I (Al) have been providing maternity coaching for mothers at work for over 10 years. I like to think I was a pioneer of this kind of coaching and have clocked up thousnds of hours whilst working with this group. After all this time I’ve learned a thing or two about this important transition:
- the mindset, attitudes and behaviours of working women,
- the real needs of families as they go through this huge life event
- the ways that organisations who prioritise this kind of support reap rewards in the short and longer term.
All of the above have progressed over that 10 year period and I love responding to the ever changing demands of working women (and their families).
Like any sensible person however, I also have to consider a time when this type of coaching will not be needed. In fact, I genuinely hope that is that case. Increasingly, companies are formally recognising the business importance of inclusion and equality. They are identifying the ‘pain points’ that can derail even the most promising employee. That’s not to say enough of this is prioritised.
And then I came across a study from late 2019 that surveyed 1,000 working mothers. It found the following:
- Over half (54%) struggled to balance time between childcare and work
- 52% felt guilty about leaving their child
- One-third (33%) struggled financially with the cost of childcare
- 17% felt marginalised or excluded by colleagues
- 14% said their colleagues were unsupportive and inflexible
On reading this I realised that maternity coaching is not going away any time soon. These are the experiences I have been dealing with since I started and it is what maternity coaching is there to address. If the issues found in the study are not dealt with in a timely and practical way, then it has serious implications for working mothers and their employers. By my calculation, (and extensive anecdotal l experience) if the maternity transition is not well managed, a woman’s career can be set back/waylaid by up to 10 years!!
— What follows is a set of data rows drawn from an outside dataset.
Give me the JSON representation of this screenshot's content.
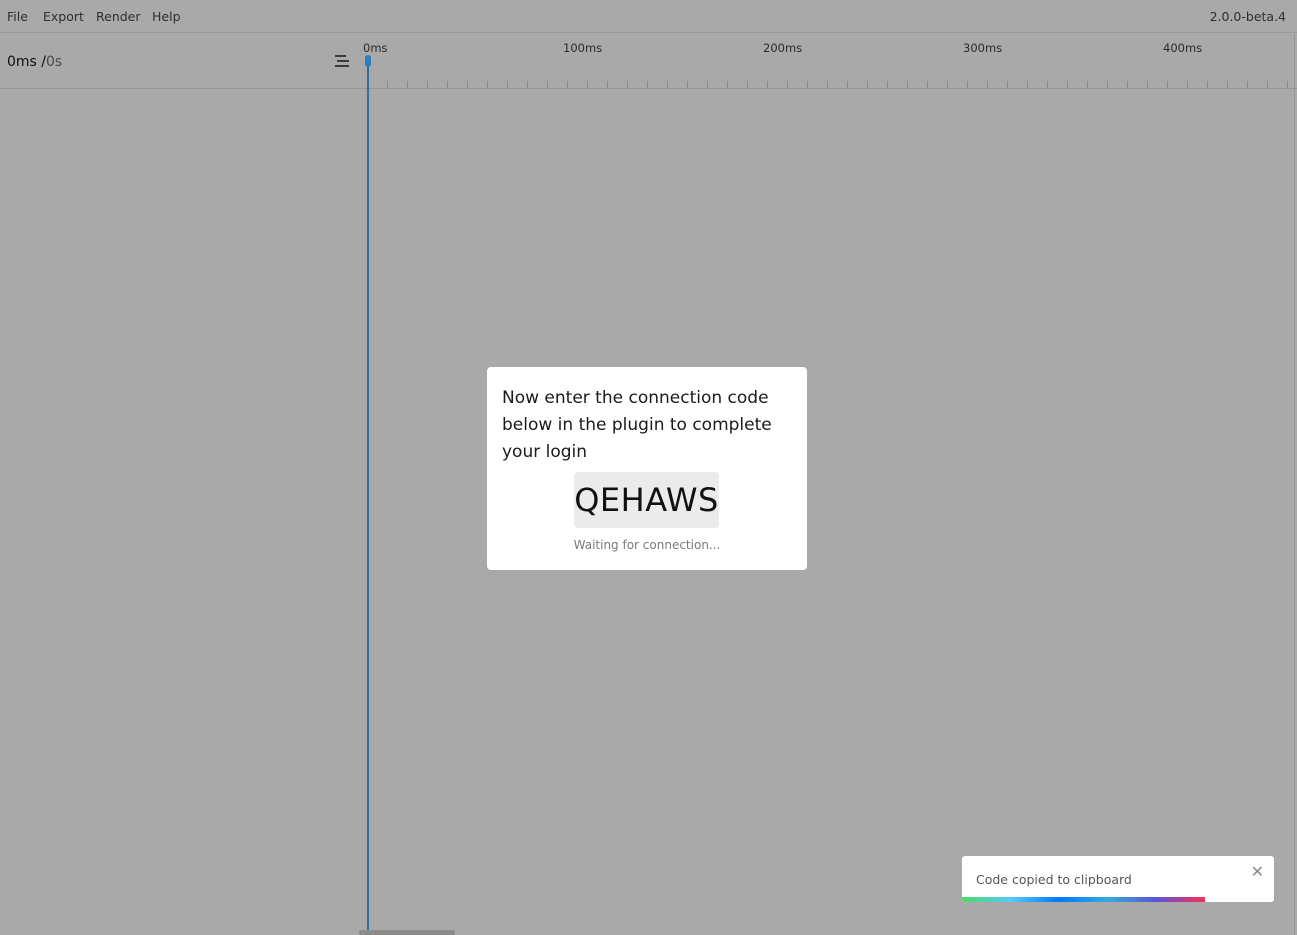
{
  "menubar": {
    "items": [
      "File",
      "Export",
      "Render",
      "Help"
    ],
    "version": "2.0.0-beta.4"
  },
  "timeline": {
    "current_time": "0ms /",
    "total_time": "0s",
    "ruler_labels": [
      "0ms",
      "100ms",
      "200ms",
      "300ms",
      "400ms"
    ]
  },
  "dialog": {
    "message": "Now enter the connection code below in the plugin to complete your login",
    "code": "QEHAWS",
    "status": "Waiting for connection..."
  },
  "toast": {
    "message": "Code copied to clipboard",
    "close_label": "✕",
    "progress_fraction": 0.78
  },
  "colors": {
    "background": "#a9a9a9",
    "playhead": "#2f6f98",
    "playhead_handle": "#2b7fc0"
  }
}
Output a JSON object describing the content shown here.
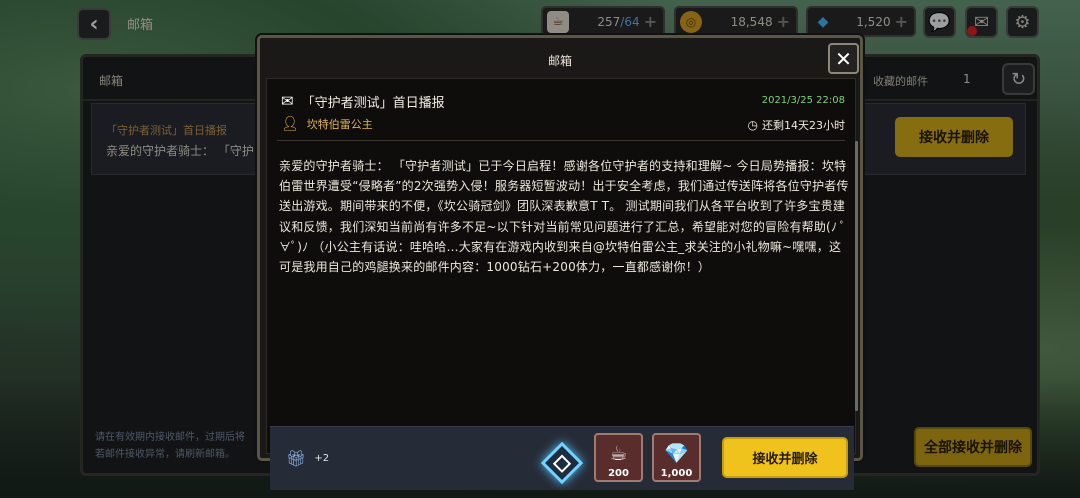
{
  "topbar": {
    "title": "邮箱",
    "stamina": {
      "current": "257",
      "max": "/64",
      "icon": "coffee-cup-icon"
    },
    "coins": {
      "value": "18,548",
      "icon": "gold-coin-icon"
    },
    "gems": {
      "value": "1,520",
      "icon": "blue-gem-icon"
    },
    "plus": "+"
  },
  "mailbox": {
    "title": "邮箱",
    "favorites_label": "收藏的邮件",
    "favorites_count": "1",
    "item": {
      "title": "「守护者测试」首日播报",
      "preview": "亲爱的守护者骑士：  「守护"
    },
    "accept_delete": "接收并删除",
    "note_line1": "请在有效期内接收邮件，过期后将",
    "note_line2": "若邮件接收异常，请刷新邮箱。",
    "accept_all": "全部接收并删除"
  },
  "modal": {
    "title": "邮箱",
    "close": "✕",
    "subject": "「守护者测试」首日播报",
    "sender": "坎特伯雷公主",
    "date": "2021/3/25 22:08",
    "remaining": "还剩14天23小时",
    "body": "亲爱的守护者骑士：  「守护者测试」已于今日启程！感谢各位守护者的支持和理解~ 今日局势播报：坎特伯雷世界遭受“侵略者”的2次强势入侵！服务器短暂波动！出于安全考虑，我们通过传送阵将各位守护者传送出游戏。期间带来的不便，《坎公骑冠剑》团队深表歉意T T。 测试期间我们从各平台收到了许多宝贵建议和反馈，我们深知当前尚有许多不足~以下针对当前常见问题进行了汇总，希望能对您的冒险有帮助(ﾉ ﾟ∀ﾟ)ﾉ （小公主有话说：哇哈哈…大家有在游戏内收到来自@坎特伯雷公主_求关注的小礼物嘛~嘿嘿，这可是我用自己的鸡腿换来的邮件内容：1000钻石+200体力，一直都感谢你！）",
    "gift_extra": "+2",
    "rewards": [
      {
        "icon": "coffee-cup-icon",
        "glyph": "☕",
        "count": "200"
      },
      {
        "icon": "blue-gem-icon",
        "glyph": "💎",
        "count": "1,000"
      }
    ],
    "accept_delete": "接收并删除"
  },
  "colors": {
    "accent_yellow": "#f0c31c",
    "sender_gold": "#e0b454",
    "date_green": "#7fd27a"
  }
}
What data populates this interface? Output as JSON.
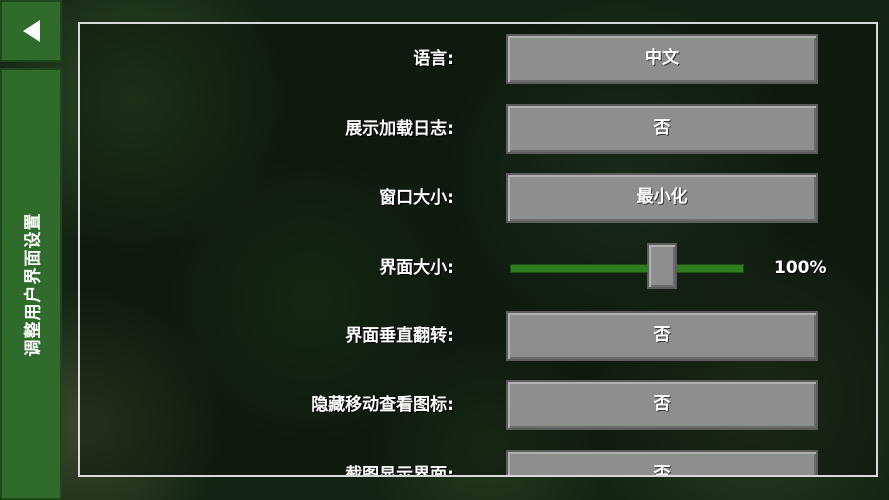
{
  "side_tab": {
    "label": "调整用户界面设置"
  },
  "settings": [
    {
      "label": "语言:",
      "value": "中文"
    },
    {
      "label": "展示加载日志:",
      "value": "否"
    },
    {
      "label": "窗口大小:",
      "value": "最小化"
    },
    {
      "label": "界面大小:",
      "value": "100%",
      "slider_percent": 65
    },
    {
      "label": "界面垂直翻转:",
      "value": "否"
    },
    {
      "label": "隐藏移动查看图标:",
      "value": "否"
    },
    {
      "label": "截图显示界面:",
      "value": "否"
    }
  ]
}
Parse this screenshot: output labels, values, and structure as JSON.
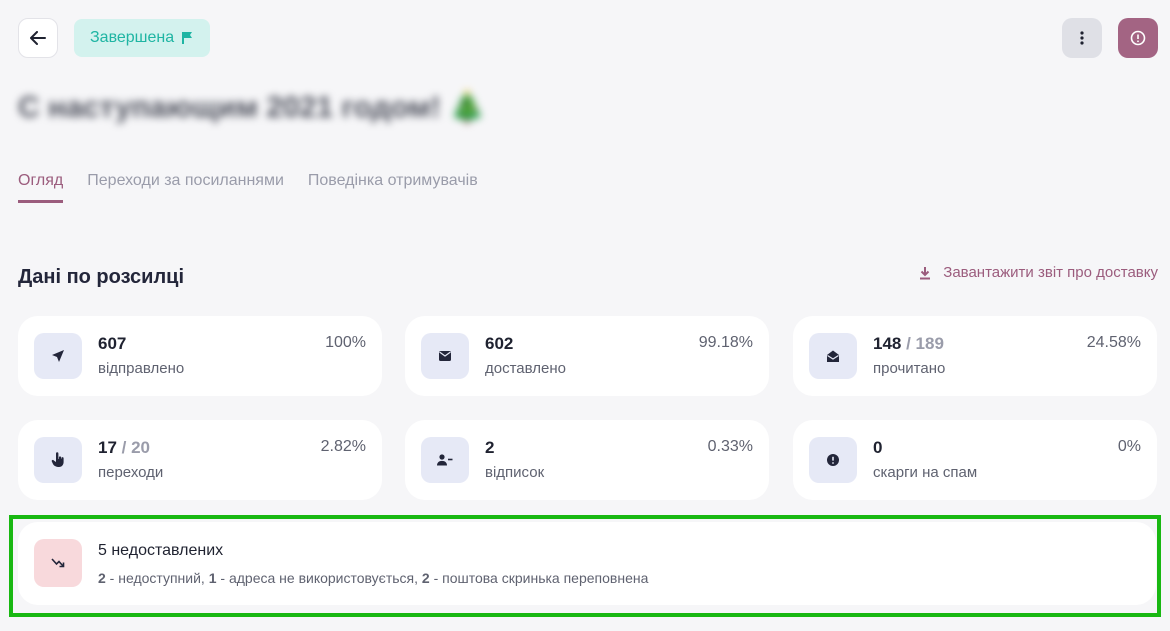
{
  "header": {
    "status_label": "Завершена",
    "title": "С наступающим 2021 годом! 🎄"
  },
  "tabs": [
    {
      "label": "Огляд",
      "active": true
    },
    {
      "label": "Переходи за посиланнями",
      "active": false
    },
    {
      "label": "Поведінка отримувачів",
      "active": false
    }
  ],
  "section": {
    "title": "Дані по розсилці",
    "download_label": "Завантажити звіт про доставку"
  },
  "stats": [
    {
      "icon": "send-icon",
      "value": "607",
      "secondary": "",
      "label": "відправлено",
      "pct": "100%"
    },
    {
      "icon": "envelope-icon",
      "value": "602",
      "secondary": "",
      "label": "доставлено",
      "pct": "99.18%"
    },
    {
      "icon": "open-envelope-icon",
      "value": "148",
      "secondary": "/ 189",
      "label": "прочитано",
      "pct": "24.58%"
    },
    {
      "icon": "pointer-hand-icon",
      "value": "17",
      "secondary": "/ 20",
      "label": "переходи",
      "pct": "2.82%"
    },
    {
      "icon": "user-minus-icon",
      "value": "2",
      "secondary": "",
      "label": "відписок",
      "pct": "0.33%"
    },
    {
      "icon": "alert-circle-icon",
      "value": "0",
      "secondary": "",
      "label": "скарги на спам",
      "pct": "0%"
    }
  ],
  "undelivered": {
    "title": "5 недоставлених",
    "items": [
      {
        "count": "2",
        "text": " - недоступний, "
      },
      {
        "count": "1",
        "text": " - адреса не використовується, "
      },
      {
        "count": "2",
        "text": " - поштова скринька переповнена"
      }
    ]
  },
  "colors": {
    "accent": "#9b5c7d",
    "status_bg": "#d3f2ee",
    "status_fg": "#1fb5a3",
    "highlight": "#19b812",
    "icon_bg": "#e6e9f6",
    "error_bg": "#f8d9dc"
  }
}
According to ONS figures  three quarters of women with children are now in employment compared to two thirds at the beginning of the 80”s. This has been driven by increased educational levels and improved maternity leave but also by a reduction in benefits and the some of the highest childcare costs in Europe.
However, despite the introduction of extended parental leave, it is still women who change their working hours and patterns to accommodate the needs of their families and therein lies the problem. If mothers face most of the ‘juggle struggle’, are under the most pressure in terms of time and availability and carry the mental load for their entire family, they are going to struggle.
This is not even about personal resilience, this is a heavily loaded situation that does not favour mothers. Until the equality deficit is addressed and parents can share parental leave and family responsibilities without any detrimental effects on both their careers, maternity (or parental) coaching is the best way to support employees at this time.
Look out for separate posts detailing the top 10 benefits for mothers and organisations.
 DPG PLC 2019
ONS working parent data 2019